With increasing oil prices and the cost of pollution becoming ever more apparent, governments and vehicle manufacturers are determined to make cars as efficient and eco-friendly as possible. Some refine existing petrol and diesel engine designs to the full, others choose to make use of hybrid technology.
By combining a conventional combustion engine with an electric motor, companies are able to create cars with astounding mpg figures and low emissions yet ones that also have enough power to cope with modern traffic. Here’s a guide explaining exactly how they work.
What is a hybrid?
Put simply, a hybrid is a car with more than one source of power. In most cases, you’ll find a petrol or diesel engine working in conjunction with one or more electric motors. Hybrids are a halfway-house between the range of a combustion engine and emission-free electric motoring – you get the best of both worlds.
The electric components in a hybrid use energy to help push the car along, but can also recapture otherwise wasted energy when you slow or brake. This recaptured energy is stored in a battery pack to be used once you accelerate again. Some hybrids have modes to help you manage the power effectively – saving battery power for crawling around the city while using the combustion engine at higher speeds.
How does hybrid technology work?
Exactly how the two power sources work together depends on the manufacturer. While they all have different ways of blending the two, the basic idea remains the same – when conditions allow, electric motors will replace or work with the combustion engine to provide forward thrust. The reduced load on the engine means it uses much less fuel.
What types of hybrid exist?
There are lots of hybrids on the market but, at the moment, there are two distinct types you can choose from…
In conventional hybrids, the electric motor works on its own at lower speeds. This means, if you’re stuck in an untimely traffic jam or pottering around town, you’ll be using no fuel whatsoever. When you pick up speed though, the petrol or diesel engine will supplement the electric motor and provide the necessary power – running the engine in tandem with the electric motor means it won’t be under as much load, resulting in improved efficiency.
Examples of conventional hybrids include the well-known Toyota Prius and Lexus IS300h. While they all have slightly different ways of going about it, you’ll find conventional hybrid technology used by the likes of BMW, Land Rover, Lexus, Mercedes and Porsche.
The newest hybrids to hit the market are known as plug-in hybrids. While the electric batteries in a conventional hybrid can only work on their own for a short range, plug-ins give you a much longer electric-only range. The extra distance is thanks to bigger batteries and more powerful electric motors. To make the most of the greater capacity, you’ll need to charge the car by plugging it in, just as you would with a fully electric car.
Manufacturers making use of plug-in hybrid tech include Mitsubishi, Volvo, Mercedes and Volkswagen.
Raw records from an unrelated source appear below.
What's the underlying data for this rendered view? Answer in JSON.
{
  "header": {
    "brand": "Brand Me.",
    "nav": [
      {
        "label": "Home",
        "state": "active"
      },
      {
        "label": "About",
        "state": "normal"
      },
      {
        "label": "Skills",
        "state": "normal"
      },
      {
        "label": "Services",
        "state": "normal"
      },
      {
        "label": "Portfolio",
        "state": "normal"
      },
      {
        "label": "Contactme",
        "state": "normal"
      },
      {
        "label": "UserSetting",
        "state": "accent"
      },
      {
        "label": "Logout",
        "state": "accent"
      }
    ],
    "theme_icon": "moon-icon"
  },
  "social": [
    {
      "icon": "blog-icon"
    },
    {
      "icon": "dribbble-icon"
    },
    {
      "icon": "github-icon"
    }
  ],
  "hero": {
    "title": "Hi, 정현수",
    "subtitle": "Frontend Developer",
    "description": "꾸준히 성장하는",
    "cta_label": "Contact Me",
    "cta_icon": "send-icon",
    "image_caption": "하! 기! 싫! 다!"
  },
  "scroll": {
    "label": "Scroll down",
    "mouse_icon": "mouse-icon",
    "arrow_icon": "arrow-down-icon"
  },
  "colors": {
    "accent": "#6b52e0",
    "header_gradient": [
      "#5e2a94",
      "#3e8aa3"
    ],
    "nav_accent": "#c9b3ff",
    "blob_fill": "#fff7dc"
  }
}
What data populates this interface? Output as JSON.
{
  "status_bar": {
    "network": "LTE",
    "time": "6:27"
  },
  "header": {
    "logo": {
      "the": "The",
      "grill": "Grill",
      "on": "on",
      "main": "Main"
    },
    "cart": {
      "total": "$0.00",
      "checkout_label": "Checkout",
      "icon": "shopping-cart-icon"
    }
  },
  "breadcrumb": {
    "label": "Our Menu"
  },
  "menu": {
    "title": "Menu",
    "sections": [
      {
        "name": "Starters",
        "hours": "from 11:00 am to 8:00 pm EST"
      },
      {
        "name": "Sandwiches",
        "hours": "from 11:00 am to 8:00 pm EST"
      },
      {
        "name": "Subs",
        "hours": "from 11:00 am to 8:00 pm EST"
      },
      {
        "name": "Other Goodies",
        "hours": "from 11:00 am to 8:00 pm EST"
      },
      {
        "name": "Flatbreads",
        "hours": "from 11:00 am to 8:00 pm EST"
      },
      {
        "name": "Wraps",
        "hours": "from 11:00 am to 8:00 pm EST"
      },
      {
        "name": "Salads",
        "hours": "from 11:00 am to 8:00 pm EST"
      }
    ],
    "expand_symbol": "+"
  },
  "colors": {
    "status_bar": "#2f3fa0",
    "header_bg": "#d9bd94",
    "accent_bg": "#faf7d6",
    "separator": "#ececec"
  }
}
Read our list of the best plug-in hybrids to help you pick the one for you.
What are the pros and cons of hybrid technology?
The obvious advantage of choosing a hybrid is lower running costs – hybrids are among the most efficient vehicles on the road. You’ll find the the BMW i8 supercar is capable of over 100mpg in real world conditions, while the Mitsubishi Outlander PHEV can theoretically achieve 130mpg. It isn’t just fuel-efficiency either – hybrid owners won’t have to pay road tax thanks to their minuscule carbon footprint. Equally, thanks to the extended Government low emission grant, you’ll get a £5,000 discount if you choose to buy a plug-in today.
On the other hand, the high purchase price is a put-off – the seven-seater Toyota Prius+ will cost you more than £26,000 and, compared to similarly-sized rivals, it’s an expensive choice. Again, Mitsubishi’s Outlander PHEV costs around £7,000 more than a diesel Outlander – you’ll have to do a lot of miles to make up the greater purchase price in fuel savings. Hybrids tend to do best at lower speeds – if you regularly use the motorway in your commute, you’ll probably find a diesel will make a better choice.